WHAT THE TASK REQUIRES
Match the string "screenshot" against each line below, and copy every line that matches.

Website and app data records
• • •
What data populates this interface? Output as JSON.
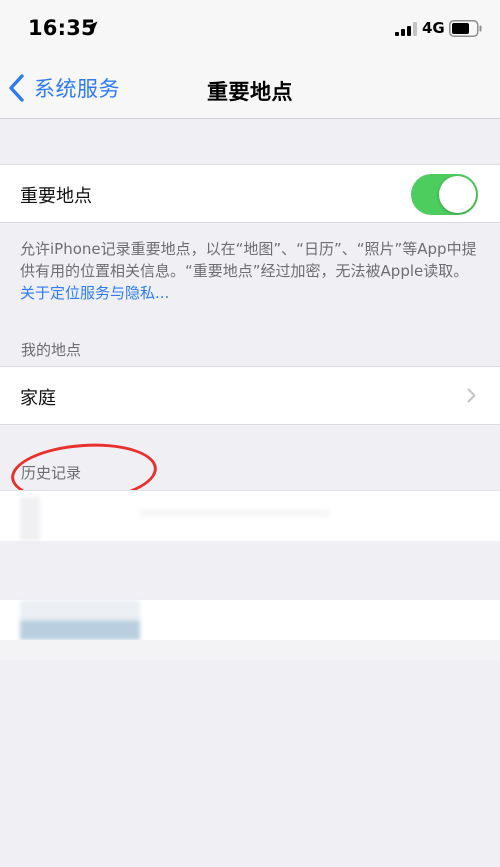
{
  "status_bar": {
    "time": "16:35",
    "network": "4G",
    "icons": [
      "location-arrow-icon",
      "signal-icon",
      "battery-icon"
    ]
  },
  "nav": {
    "back_label": "系统服务",
    "title": "重要地点",
    "back_icon": "chevron-left-icon"
  },
  "toggle": {
    "label": "重要地点",
    "enabled": true,
    "on_color": "#4ccd5e"
  },
  "footer": {
    "text": "允许iPhone记录重要地点，以在“地图”、“日历”、“照片”等App中提供有用的位置相关信息。“重要地点”经过加密，无法被Apple读取。",
    "link": "关于定位服务与隐私..."
  },
  "my_places": {
    "header": "我的地点",
    "items": [
      {
        "label": "家庭",
        "icon": "chevron-right-icon"
      }
    ]
  },
  "history": {
    "header": "历史记录"
  },
  "colors": {
    "accent": "#2f7bf5",
    "background": "#efeff4",
    "annotation": "#e8302d"
  }
}
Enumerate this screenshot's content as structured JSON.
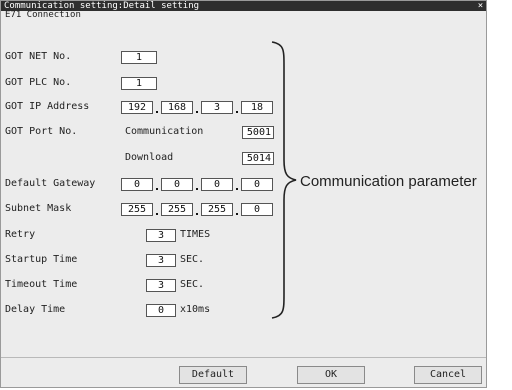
{
  "titlebar": {
    "title": "Communication setting:Detail setting",
    "close": "×"
  },
  "subtitle": "E71 Connection",
  "fields": {
    "got_net_no": {
      "label": "GOT NET No.",
      "value": "1"
    },
    "got_plc_no": {
      "label": "GOT PLC No.",
      "value": "1"
    },
    "got_ip": {
      "label": "GOT IP Address",
      "octets": [
        "192",
        "168",
        "3",
        "18"
      ]
    },
    "got_port": {
      "label": "GOT Port No.",
      "communication_label": "Communication",
      "communication_value": "5001",
      "download_label": "Download",
      "download_value": "5014"
    },
    "default_gateway": {
      "label": "Default Gateway",
      "octets": [
        "0",
        "0",
        "0",
        "0"
      ]
    },
    "subnet_mask": {
      "label": "Subnet Mask",
      "octets": [
        "255",
        "255",
        "255",
        "0"
      ]
    },
    "retry": {
      "label": "Retry",
      "value": "3",
      "unit": "TIMES"
    },
    "startup_time": {
      "label": "Startup Time",
      "value": "3",
      "unit": "SEC."
    },
    "timeout_time": {
      "label": "Timeout Time",
      "value": "3",
      "unit": "SEC."
    },
    "delay_time": {
      "label": "Delay Time",
      "value": "0",
      "unit": "x10ms"
    }
  },
  "annotation": "Communication parameter",
  "buttons": {
    "default": "Default",
    "ok": "OK",
    "cancel": "Cancel"
  }
}
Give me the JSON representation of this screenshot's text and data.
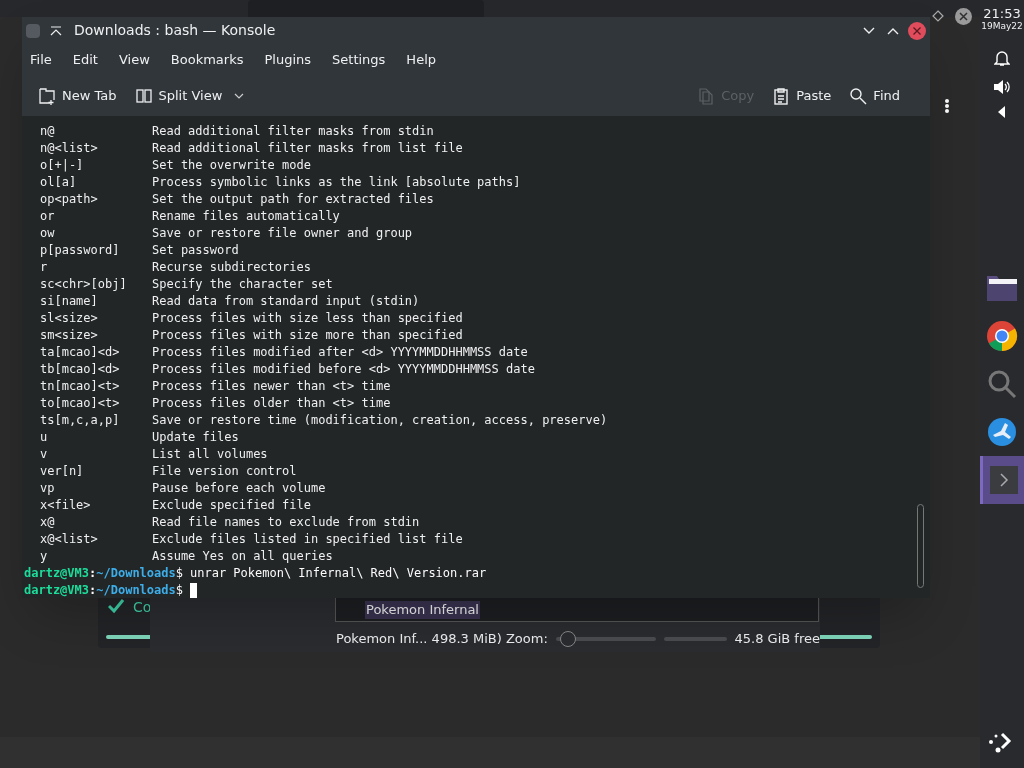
{
  "clock": {
    "time": "21:53",
    "date": "19May22"
  },
  "window": {
    "title": "Downloads : bash — Konsole"
  },
  "menu": [
    "File",
    "Edit",
    "View",
    "Bookmarks",
    "Plugins",
    "Settings",
    "Help"
  ],
  "toolbar": [
    {
      "label": "New Tab",
      "kind": "newtab",
      "disabled": false
    },
    {
      "label": "Split View",
      "kind": "split",
      "disabled": false
    },
    {
      "label": "Copy",
      "kind": "copy",
      "disabled": true
    },
    {
      "label": "Paste",
      "kind": "paste",
      "disabled": false
    },
    {
      "label": "Find",
      "kind": "find",
      "disabled": false
    }
  ],
  "terminal": {
    "options": [
      {
        "switch": "n@",
        "text": "Read additional filter masks from stdin"
      },
      {
        "switch": "n@<list>",
        "text": "Read additional filter masks from list file"
      },
      {
        "switch": "o[+|-]",
        "text": "Set the overwrite mode"
      },
      {
        "switch": "ol[a]",
        "text": "Process symbolic links as the link [absolute paths]"
      },
      {
        "switch": "op<path>",
        "text": "Set the output path for extracted files"
      },
      {
        "switch": "or",
        "text": "Rename files automatically"
      },
      {
        "switch": "ow",
        "text": "Save or restore file owner and group"
      },
      {
        "switch": "p[password]",
        "text": "Set password"
      },
      {
        "switch": "r",
        "text": "Recurse subdirectories"
      },
      {
        "switch": "sc<chr>[obj]",
        "text": "Specify the character set"
      },
      {
        "switch": "si[name]",
        "text": "Read data from standard input (stdin)"
      },
      {
        "switch": "sl<size>",
        "text": "Process files with size less than specified"
      },
      {
        "switch": "sm<size>",
        "text": "Process files with size more than specified"
      },
      {
        "switch": "ta[mcao]<d>",
        "text": "Process files modified after <d> YYYYMMDDHHMMSS date"
      },
      {
        "switch": "tb[mcao]<d>",
        "text": "Process files modified before <d> YYYYMMDDHHMMSS date"
      },
      {
        "switch": "tn[mcao]<t>",
        "text": "Process files newer than <t> time"
      },
      {
        "switch": "to[mcao]<t>",
        "text": "Process files older than <t> time"
      },
      {
        "switch": "ts[m,c,a,p]",
        "text": "Save or restore time (modification, creation, access, preserve)"
      },
      {
        "switch": "u",
        "text": "Update files"
      },
      {
        "switch": "v",
        "text": "List all volumes"
      },
      {
        "switch": "ver[n]",
        "text": "File version control"
      },
      {
        "switch": "vp",
        "text": "Pause before each volume"
      },
      {
        "switch": "x<file>",
        "text": "Exclude specified file"
      },
      {
        "switch": "x@",
        "text": "Read file names to exclude from stdin"
      },
      {
        "switch": "x@<list>",
        "text": "Exclude files listed in specified list file"
      },
      {
        "switch": "y",
        "text": "Assume Yes on all queries"
      }
    ],
    "prompts": [
      {
        "user": "dartz@VM3",
        "separator": ":",
        "path": "~/Downloads",
        "symbol": "$",
        "command": "unrar Pokemon\\ Infernal\\ Red\\ Version.rar",
        "cursor": false
      },
      {
        "user": "dartz@VM3",
        "separator": ":",
        "path": "~/Downloads",
        "symbol": "$",
        "cursor": true
      }
    ]
  },
  "background_dialog": {
    "check_label": "Co",
    "list_item": "Pokemon Infernal",
    "status": "Pokemon Inf... 498.3 MiB) Zoom:",
    "zoom": {
      "level": 0.05
    },
    "free": "45.8 GiB free"
  },
  "dock": [
    {
      "kind": "folder",
      "selected": false
    },
    {
      "kind": "browser",
      "selected": false
    },
    {
      "kind": "search",
      "selected": false
    },
    {
      "kind": "bird",
      "selected": false
    },
    {
      "kind": "terminal",
      "selected": true
    }
  ]
}
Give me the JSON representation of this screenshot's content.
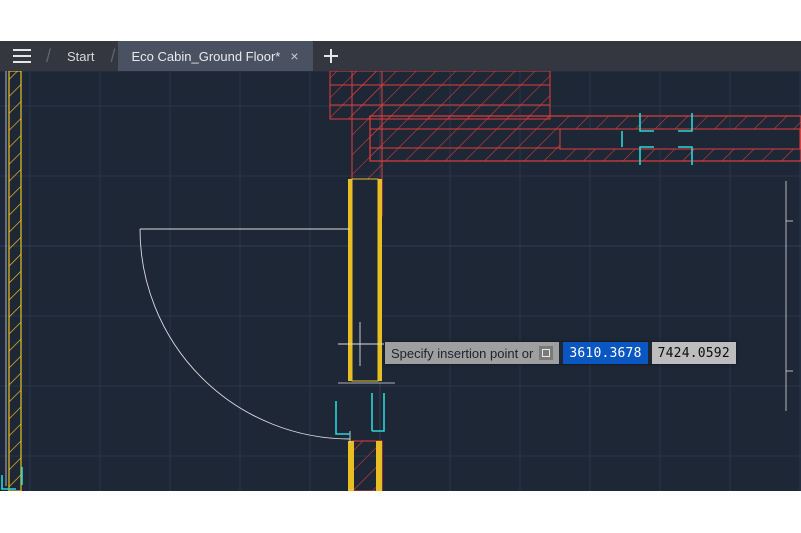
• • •
WRITTEN SOLUTION
Enumerate this screenshot's content as structured JSON.
Give me the JSON representation of this screenshot's text and data.
Give me the JSON representation of this screenshot's content.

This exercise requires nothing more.